Task directions: Look through the data below and, wherever a line carries the word "level", please copy that line.

Source information:
*** Block opens ***

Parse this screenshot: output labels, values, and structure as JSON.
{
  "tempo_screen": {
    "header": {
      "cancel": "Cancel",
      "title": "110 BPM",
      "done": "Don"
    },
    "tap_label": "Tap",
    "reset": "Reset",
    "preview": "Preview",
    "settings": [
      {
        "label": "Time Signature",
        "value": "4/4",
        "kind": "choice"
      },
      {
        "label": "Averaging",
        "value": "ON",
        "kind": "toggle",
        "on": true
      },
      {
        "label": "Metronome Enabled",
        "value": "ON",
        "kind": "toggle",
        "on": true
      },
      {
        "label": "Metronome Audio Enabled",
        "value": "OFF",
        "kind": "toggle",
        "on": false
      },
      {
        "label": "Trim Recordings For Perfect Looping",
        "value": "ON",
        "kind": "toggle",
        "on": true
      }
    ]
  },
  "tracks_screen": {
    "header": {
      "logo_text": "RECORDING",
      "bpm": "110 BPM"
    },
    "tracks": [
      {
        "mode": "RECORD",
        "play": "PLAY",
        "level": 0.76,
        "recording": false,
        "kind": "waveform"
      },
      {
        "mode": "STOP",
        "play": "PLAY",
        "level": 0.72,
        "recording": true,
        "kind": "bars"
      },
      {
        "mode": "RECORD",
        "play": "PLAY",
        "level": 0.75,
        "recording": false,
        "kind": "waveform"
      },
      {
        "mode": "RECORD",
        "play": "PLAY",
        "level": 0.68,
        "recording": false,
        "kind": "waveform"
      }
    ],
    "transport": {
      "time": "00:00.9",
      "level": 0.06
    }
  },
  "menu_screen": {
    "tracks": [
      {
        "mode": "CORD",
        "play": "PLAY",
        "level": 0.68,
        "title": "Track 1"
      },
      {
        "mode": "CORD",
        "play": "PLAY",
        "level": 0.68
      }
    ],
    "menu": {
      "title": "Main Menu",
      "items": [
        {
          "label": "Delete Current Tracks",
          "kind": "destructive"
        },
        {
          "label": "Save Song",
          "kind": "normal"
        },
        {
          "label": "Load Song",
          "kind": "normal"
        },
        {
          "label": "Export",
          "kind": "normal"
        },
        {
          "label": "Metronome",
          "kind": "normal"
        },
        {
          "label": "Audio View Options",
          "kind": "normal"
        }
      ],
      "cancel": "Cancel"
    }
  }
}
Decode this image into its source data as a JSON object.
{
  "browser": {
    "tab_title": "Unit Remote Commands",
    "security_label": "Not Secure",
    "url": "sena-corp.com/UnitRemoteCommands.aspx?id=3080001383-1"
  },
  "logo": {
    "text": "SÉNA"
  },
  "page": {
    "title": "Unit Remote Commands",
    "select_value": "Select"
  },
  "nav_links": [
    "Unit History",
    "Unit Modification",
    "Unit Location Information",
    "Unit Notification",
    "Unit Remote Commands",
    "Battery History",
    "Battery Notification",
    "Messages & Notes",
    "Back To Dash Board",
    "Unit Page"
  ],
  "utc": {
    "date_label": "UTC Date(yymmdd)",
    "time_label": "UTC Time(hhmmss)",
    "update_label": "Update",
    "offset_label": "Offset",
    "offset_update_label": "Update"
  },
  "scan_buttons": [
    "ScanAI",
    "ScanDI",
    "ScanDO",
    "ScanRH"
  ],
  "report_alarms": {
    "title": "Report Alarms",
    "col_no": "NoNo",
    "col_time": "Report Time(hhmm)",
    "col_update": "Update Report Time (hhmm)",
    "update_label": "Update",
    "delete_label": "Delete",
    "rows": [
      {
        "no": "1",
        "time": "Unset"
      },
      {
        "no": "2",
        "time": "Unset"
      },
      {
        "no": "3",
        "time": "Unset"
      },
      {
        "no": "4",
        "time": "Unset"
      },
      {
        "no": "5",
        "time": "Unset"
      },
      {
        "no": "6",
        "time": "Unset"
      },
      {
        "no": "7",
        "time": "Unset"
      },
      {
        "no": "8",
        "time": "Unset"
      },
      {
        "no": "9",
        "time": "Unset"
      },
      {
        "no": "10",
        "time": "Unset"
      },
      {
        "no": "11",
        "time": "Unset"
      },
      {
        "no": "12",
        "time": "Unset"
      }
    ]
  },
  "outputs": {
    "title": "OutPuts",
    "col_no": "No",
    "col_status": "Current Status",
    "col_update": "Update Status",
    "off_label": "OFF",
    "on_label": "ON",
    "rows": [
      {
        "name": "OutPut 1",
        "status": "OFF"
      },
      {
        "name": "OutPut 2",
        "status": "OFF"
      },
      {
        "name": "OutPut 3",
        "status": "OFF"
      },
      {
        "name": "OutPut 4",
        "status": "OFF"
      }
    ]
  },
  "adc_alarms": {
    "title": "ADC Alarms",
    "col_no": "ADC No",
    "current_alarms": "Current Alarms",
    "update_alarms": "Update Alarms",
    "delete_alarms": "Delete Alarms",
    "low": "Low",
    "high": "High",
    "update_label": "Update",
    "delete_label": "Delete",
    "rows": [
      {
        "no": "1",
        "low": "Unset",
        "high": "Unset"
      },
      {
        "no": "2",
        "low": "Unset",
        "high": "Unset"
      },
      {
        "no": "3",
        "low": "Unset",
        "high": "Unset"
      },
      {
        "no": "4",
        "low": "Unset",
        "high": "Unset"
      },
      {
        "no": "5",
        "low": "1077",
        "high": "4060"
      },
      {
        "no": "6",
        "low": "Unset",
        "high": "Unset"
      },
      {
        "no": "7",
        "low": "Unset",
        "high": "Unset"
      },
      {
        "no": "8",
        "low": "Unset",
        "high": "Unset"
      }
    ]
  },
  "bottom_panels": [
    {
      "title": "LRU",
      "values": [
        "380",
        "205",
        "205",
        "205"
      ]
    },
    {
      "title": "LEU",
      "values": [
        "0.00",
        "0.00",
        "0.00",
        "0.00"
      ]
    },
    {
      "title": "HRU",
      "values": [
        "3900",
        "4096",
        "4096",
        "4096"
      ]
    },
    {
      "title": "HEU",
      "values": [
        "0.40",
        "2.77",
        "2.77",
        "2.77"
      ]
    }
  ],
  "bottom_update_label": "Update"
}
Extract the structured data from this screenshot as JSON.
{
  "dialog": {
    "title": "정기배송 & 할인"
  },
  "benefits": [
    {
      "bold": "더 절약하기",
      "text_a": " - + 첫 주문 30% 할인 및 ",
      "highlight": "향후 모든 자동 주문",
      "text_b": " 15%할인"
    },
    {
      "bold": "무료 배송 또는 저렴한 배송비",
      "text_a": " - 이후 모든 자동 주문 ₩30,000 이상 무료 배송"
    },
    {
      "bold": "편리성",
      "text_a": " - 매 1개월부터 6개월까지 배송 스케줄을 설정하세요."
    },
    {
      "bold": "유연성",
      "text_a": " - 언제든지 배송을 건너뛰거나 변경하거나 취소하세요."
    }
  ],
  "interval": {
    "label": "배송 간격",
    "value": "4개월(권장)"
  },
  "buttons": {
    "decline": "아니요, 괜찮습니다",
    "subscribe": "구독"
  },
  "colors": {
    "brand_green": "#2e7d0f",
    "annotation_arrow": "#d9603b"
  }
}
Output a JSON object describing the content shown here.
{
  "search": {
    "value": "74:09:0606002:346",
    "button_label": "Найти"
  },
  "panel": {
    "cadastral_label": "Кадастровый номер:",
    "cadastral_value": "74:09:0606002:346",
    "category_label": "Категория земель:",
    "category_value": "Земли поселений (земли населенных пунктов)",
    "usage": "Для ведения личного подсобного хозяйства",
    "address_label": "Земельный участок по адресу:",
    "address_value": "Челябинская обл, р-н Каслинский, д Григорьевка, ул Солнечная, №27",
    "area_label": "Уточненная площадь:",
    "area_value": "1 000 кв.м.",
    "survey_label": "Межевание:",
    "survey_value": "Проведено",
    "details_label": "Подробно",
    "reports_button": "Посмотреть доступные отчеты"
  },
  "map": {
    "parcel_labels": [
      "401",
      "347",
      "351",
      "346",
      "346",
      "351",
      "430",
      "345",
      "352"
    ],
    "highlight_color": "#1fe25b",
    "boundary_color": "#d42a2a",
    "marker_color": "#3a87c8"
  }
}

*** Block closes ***

Response to this task:
        "level": 0.76,
        "level": 0.72,
        "level": 0.75,
        "level": 0.68,
      "level": 0.06
        "level": 0.68,
        "level": 0.68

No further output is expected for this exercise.